What lines of the listing include the string "main"? Show them all.

----------

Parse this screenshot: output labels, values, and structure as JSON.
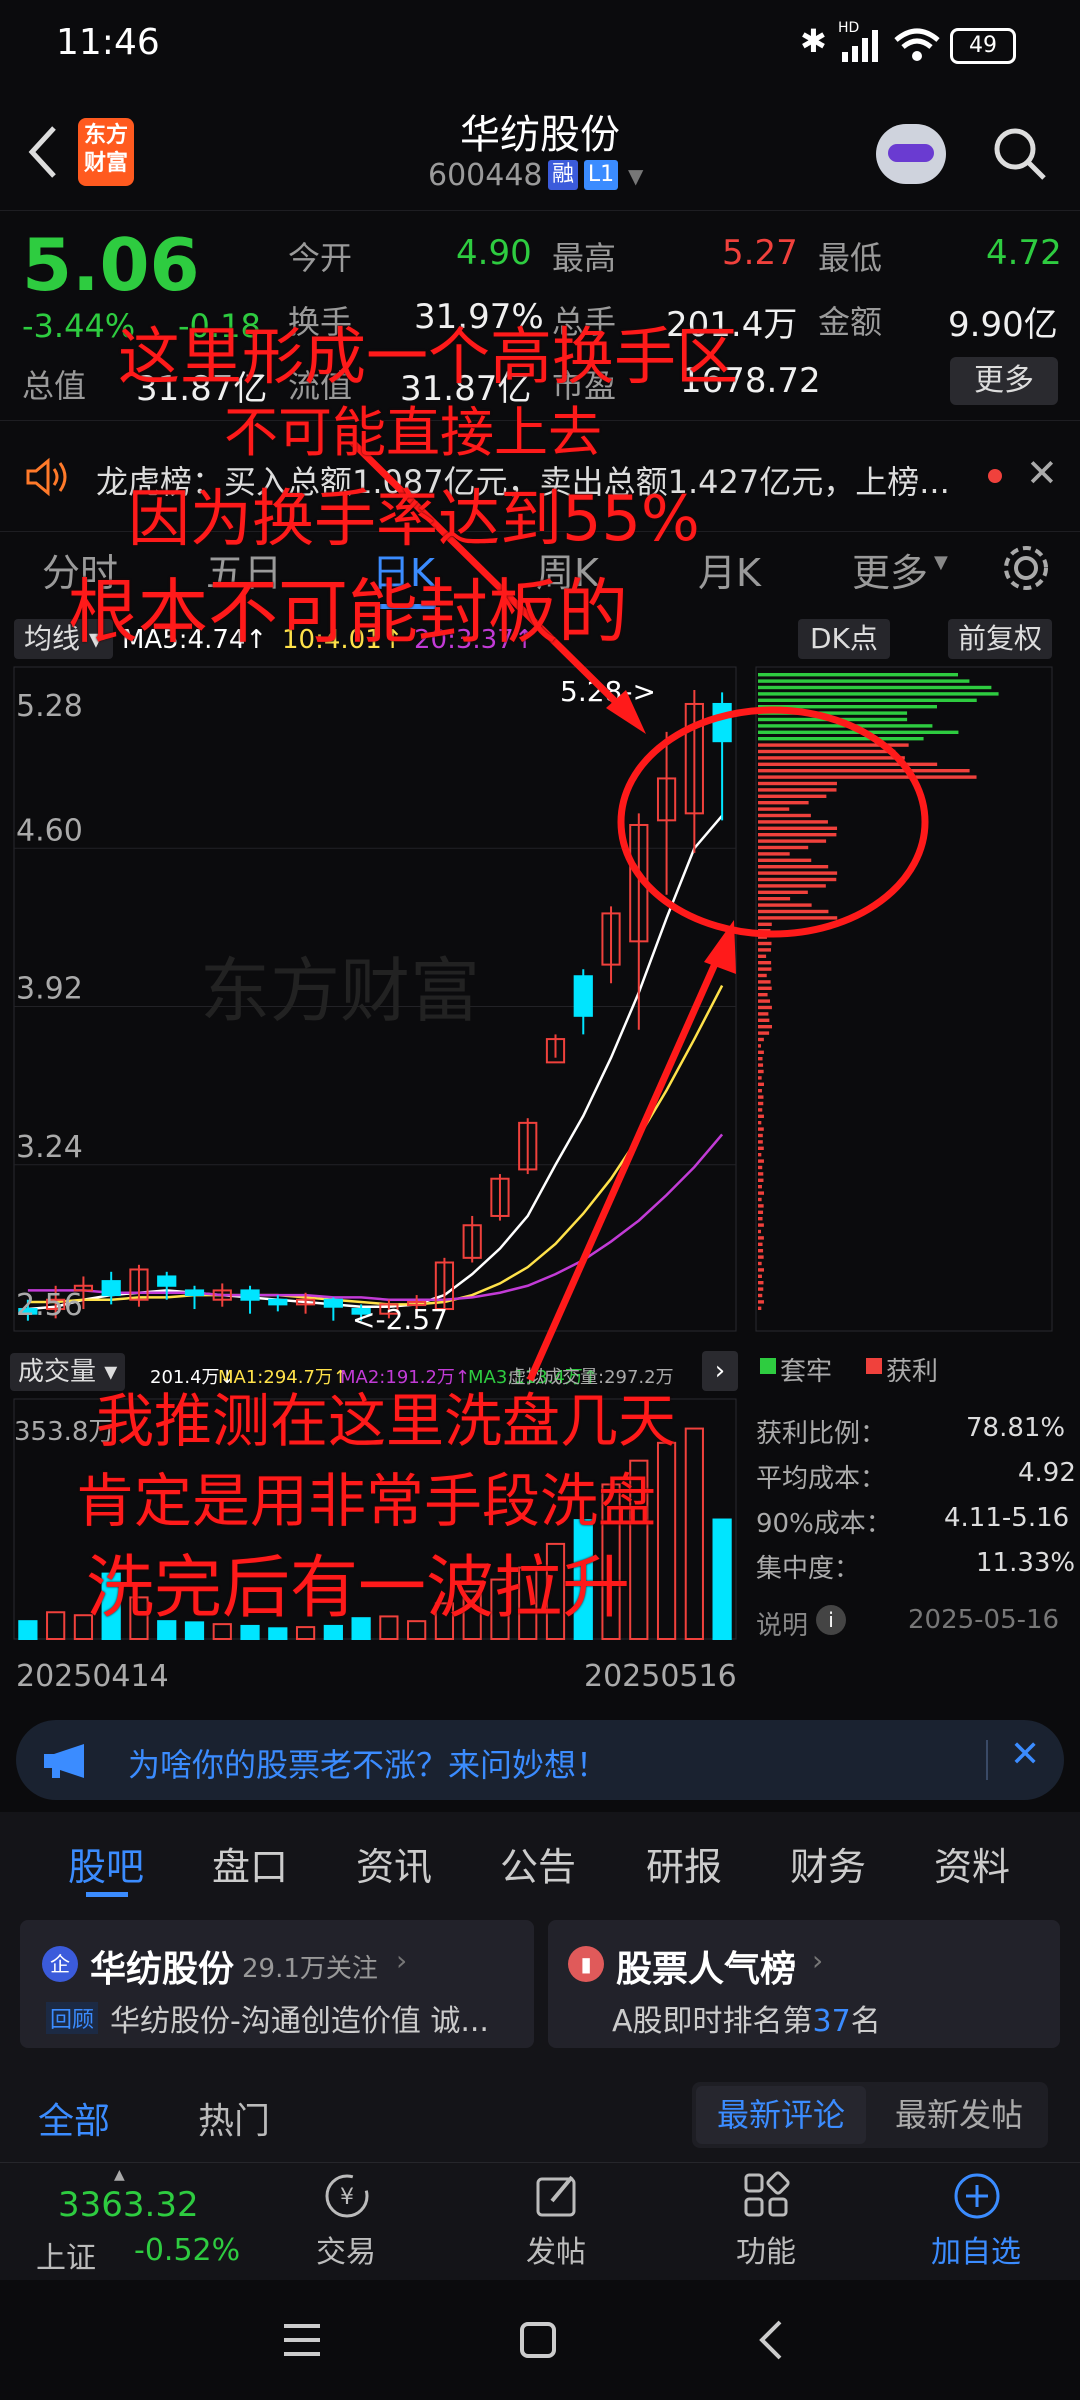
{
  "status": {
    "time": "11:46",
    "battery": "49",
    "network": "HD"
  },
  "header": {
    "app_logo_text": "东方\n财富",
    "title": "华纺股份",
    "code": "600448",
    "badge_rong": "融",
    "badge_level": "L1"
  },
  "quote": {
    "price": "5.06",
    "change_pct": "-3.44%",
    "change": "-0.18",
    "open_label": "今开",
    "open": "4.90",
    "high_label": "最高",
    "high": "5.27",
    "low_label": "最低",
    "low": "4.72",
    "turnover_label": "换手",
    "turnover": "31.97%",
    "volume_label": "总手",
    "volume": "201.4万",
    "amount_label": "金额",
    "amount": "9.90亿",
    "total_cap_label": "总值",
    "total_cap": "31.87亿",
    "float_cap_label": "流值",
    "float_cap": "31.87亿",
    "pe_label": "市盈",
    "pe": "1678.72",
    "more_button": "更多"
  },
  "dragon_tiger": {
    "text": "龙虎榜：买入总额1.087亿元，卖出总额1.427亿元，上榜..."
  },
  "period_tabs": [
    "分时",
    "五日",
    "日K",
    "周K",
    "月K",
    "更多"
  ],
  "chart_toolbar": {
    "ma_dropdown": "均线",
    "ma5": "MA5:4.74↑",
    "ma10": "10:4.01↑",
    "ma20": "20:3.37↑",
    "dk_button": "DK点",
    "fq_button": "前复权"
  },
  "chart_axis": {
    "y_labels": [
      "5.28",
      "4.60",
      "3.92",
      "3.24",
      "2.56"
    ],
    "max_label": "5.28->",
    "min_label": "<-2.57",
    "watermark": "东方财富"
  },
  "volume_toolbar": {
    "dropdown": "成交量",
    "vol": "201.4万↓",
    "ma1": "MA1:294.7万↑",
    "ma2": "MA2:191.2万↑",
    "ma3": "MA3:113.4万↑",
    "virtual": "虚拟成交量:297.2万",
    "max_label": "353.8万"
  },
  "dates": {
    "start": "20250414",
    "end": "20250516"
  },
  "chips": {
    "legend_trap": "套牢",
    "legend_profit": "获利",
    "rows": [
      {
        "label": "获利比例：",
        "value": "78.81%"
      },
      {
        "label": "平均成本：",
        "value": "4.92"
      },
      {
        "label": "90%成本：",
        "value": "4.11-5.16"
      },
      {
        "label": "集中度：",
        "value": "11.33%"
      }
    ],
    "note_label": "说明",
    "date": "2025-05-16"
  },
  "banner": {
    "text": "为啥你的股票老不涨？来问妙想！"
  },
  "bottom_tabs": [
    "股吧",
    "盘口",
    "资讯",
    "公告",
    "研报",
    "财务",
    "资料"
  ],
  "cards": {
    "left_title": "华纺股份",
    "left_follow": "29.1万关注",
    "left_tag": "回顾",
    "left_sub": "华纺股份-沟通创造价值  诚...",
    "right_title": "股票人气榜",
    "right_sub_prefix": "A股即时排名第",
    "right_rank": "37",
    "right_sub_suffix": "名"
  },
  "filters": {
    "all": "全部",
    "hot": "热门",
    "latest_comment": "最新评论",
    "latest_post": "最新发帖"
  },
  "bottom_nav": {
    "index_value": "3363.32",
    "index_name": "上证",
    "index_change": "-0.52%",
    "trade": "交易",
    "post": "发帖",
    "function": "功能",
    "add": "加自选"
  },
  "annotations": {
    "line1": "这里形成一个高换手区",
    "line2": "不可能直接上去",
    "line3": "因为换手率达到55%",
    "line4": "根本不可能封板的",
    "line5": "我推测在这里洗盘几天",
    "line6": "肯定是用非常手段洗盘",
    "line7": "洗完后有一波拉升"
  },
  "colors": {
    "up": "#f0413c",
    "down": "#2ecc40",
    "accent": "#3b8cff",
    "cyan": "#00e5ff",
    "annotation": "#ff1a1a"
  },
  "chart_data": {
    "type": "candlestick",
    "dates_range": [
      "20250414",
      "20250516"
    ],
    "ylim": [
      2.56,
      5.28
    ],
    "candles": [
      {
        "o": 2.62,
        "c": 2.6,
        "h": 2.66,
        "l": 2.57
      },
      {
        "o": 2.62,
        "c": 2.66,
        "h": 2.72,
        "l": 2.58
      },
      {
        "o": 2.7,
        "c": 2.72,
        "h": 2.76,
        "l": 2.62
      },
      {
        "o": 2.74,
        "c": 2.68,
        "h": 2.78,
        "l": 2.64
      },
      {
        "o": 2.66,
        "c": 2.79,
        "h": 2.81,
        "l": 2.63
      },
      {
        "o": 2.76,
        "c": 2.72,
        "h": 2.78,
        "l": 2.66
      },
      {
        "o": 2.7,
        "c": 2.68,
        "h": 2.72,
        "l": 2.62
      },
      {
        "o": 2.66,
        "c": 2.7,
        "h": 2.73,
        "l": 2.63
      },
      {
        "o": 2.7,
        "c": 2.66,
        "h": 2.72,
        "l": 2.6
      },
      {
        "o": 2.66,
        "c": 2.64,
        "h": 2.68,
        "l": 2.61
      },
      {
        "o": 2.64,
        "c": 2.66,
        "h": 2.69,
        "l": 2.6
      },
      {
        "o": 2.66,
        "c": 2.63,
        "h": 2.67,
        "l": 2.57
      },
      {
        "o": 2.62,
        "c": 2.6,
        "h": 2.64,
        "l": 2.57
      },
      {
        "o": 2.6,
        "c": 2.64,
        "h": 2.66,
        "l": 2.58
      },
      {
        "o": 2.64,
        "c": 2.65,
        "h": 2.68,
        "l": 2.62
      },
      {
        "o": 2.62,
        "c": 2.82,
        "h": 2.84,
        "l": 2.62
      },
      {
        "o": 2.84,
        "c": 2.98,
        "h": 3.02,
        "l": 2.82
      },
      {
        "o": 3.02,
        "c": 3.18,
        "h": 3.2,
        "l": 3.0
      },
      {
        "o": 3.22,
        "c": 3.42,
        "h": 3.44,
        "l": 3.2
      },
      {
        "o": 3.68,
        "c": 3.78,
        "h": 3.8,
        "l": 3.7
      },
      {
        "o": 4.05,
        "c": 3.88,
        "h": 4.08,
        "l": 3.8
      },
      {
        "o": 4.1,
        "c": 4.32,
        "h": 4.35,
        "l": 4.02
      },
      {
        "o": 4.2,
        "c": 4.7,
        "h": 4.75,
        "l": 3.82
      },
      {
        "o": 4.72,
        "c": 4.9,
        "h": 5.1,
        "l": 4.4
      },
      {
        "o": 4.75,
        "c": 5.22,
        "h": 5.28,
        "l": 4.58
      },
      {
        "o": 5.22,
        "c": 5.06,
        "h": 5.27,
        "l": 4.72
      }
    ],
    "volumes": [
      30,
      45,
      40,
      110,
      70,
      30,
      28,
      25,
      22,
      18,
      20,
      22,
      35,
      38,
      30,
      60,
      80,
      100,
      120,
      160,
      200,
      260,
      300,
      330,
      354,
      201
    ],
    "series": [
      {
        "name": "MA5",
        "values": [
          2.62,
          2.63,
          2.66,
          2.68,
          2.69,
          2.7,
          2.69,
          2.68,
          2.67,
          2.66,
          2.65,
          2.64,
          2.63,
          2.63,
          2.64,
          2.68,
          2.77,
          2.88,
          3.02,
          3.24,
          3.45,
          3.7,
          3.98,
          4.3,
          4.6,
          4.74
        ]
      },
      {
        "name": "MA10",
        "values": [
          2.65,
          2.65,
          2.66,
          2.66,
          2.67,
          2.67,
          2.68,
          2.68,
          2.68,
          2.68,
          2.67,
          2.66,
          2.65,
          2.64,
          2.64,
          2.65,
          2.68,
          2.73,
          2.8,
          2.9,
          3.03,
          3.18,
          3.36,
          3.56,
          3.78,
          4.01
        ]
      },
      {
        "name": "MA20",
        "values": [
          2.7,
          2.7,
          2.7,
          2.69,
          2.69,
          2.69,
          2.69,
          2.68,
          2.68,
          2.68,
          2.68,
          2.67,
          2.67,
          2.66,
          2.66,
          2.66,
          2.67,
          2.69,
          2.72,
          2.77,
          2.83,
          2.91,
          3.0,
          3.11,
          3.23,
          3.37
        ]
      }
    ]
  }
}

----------

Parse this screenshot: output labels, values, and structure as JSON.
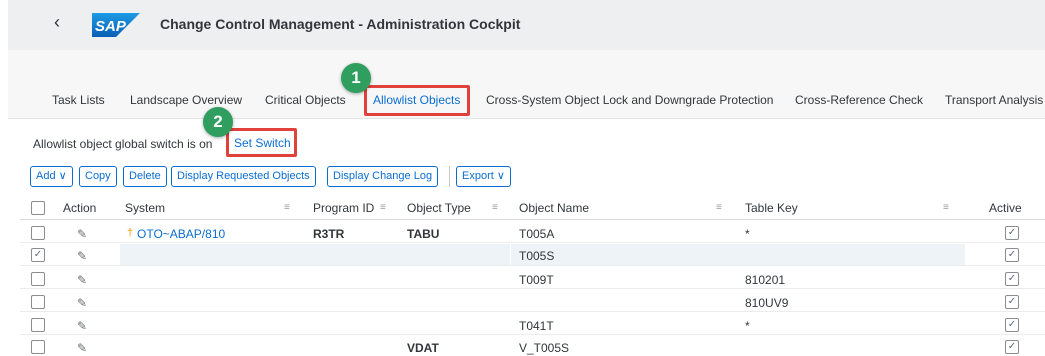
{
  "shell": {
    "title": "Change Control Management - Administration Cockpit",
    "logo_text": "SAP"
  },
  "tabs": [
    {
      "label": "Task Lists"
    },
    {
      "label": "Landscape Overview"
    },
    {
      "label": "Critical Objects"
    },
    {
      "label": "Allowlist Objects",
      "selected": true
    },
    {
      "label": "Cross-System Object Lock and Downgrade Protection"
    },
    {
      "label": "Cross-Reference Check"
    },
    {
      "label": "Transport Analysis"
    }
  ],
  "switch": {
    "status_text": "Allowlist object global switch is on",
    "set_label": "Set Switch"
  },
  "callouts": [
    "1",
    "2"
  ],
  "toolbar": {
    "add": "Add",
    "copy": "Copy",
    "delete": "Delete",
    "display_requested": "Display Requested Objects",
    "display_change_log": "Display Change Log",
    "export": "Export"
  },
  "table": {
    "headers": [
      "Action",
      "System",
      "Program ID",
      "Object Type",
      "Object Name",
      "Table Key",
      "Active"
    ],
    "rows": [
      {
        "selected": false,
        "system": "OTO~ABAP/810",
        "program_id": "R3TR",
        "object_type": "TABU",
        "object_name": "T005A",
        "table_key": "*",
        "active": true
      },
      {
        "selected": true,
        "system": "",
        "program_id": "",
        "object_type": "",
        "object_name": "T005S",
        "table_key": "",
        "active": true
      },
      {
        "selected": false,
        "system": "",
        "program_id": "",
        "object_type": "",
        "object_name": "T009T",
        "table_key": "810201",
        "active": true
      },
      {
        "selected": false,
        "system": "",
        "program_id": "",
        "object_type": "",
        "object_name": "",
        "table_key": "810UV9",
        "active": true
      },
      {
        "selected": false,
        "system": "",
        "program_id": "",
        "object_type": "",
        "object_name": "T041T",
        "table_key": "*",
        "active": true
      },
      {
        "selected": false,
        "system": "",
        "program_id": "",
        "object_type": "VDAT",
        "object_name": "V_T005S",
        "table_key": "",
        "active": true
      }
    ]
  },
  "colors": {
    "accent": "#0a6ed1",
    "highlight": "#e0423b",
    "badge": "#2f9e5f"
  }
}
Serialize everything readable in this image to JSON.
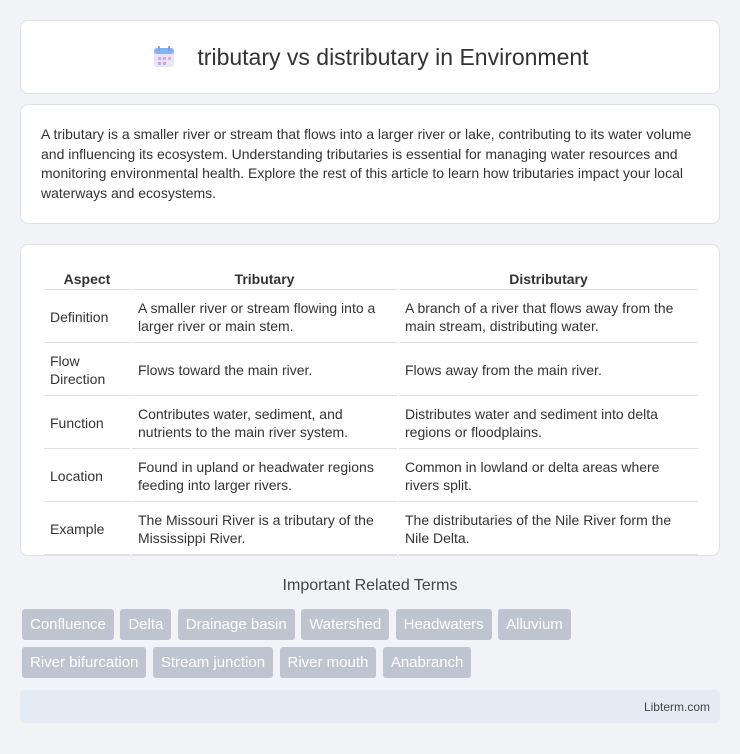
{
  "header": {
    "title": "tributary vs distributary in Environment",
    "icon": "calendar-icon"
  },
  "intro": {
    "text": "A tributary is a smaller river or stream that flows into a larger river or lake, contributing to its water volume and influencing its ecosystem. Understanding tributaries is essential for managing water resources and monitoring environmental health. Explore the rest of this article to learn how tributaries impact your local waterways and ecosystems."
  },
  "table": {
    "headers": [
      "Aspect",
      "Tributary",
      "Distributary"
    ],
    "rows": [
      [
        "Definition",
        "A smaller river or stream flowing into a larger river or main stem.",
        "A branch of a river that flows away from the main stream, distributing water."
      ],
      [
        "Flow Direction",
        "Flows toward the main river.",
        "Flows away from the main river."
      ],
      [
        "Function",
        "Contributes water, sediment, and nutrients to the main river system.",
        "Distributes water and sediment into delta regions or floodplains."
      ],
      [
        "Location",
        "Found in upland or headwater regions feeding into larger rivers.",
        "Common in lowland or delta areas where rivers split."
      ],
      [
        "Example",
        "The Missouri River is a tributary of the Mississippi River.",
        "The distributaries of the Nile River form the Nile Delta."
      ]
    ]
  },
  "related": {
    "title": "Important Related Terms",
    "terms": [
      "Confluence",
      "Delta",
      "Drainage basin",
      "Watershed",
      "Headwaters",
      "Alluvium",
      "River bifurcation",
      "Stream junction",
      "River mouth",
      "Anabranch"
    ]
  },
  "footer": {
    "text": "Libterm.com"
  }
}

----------

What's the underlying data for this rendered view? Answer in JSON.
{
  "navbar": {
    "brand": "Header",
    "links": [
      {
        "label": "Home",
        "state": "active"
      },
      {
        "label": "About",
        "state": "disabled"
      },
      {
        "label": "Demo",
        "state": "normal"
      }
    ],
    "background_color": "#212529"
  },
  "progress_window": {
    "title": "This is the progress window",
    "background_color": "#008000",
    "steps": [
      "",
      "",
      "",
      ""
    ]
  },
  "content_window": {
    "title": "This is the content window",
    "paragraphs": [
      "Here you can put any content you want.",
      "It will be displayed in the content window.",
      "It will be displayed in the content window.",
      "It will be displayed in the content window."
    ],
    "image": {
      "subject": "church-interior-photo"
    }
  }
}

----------

* _Response to this exercise_:
        "A smaller river or stream flowing into a larger river or main stem.",
        "A branch of a river that flows away from the main stream, distributing water."
        "Flows toward the main river.",
        "Flows away from the main river."
        "Contributes water, sediment, and nutrients to the main river system.",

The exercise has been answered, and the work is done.